• Exercise:
Copy, from the entries below, each line where the word "JSON" can be found.

• Materials provided:
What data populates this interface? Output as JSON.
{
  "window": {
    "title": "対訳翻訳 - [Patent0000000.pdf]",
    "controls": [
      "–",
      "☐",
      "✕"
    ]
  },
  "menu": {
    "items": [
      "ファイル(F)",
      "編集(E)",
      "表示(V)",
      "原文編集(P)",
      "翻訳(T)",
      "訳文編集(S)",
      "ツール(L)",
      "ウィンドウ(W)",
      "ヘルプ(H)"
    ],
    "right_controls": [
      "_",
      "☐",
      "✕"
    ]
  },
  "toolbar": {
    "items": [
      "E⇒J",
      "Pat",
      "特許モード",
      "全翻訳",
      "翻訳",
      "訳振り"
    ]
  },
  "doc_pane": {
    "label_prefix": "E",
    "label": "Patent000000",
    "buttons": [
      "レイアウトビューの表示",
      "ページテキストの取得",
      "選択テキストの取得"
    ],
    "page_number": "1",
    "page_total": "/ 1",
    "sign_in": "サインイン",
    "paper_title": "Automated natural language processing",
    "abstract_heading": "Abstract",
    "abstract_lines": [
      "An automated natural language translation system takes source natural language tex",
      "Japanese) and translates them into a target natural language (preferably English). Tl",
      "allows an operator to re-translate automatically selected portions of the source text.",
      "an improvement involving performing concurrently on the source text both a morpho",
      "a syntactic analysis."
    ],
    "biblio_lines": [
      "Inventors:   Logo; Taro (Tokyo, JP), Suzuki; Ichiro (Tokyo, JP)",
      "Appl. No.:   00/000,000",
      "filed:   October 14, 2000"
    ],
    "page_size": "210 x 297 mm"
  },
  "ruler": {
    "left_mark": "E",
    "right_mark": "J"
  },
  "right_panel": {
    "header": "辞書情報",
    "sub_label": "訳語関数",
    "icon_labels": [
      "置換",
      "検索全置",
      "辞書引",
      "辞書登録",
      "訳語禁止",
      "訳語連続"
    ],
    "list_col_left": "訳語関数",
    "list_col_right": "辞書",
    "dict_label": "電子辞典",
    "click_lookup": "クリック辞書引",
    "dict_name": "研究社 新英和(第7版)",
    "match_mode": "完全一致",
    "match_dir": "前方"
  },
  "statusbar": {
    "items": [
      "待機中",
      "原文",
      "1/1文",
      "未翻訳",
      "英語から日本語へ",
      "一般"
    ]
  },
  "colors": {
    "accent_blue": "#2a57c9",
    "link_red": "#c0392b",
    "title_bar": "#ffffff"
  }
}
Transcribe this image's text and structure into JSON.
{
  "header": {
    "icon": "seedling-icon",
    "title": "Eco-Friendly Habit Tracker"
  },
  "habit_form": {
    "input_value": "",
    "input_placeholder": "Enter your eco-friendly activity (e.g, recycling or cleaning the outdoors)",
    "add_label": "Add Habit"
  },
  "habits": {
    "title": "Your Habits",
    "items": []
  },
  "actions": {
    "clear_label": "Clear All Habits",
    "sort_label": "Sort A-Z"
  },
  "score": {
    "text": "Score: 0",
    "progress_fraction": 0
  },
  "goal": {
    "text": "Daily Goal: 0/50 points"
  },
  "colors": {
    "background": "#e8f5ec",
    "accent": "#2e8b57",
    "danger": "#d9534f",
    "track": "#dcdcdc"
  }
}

• Answer box:
What data populates this interface? Output as JSON.
Transcribe this image's text and structure into JSON.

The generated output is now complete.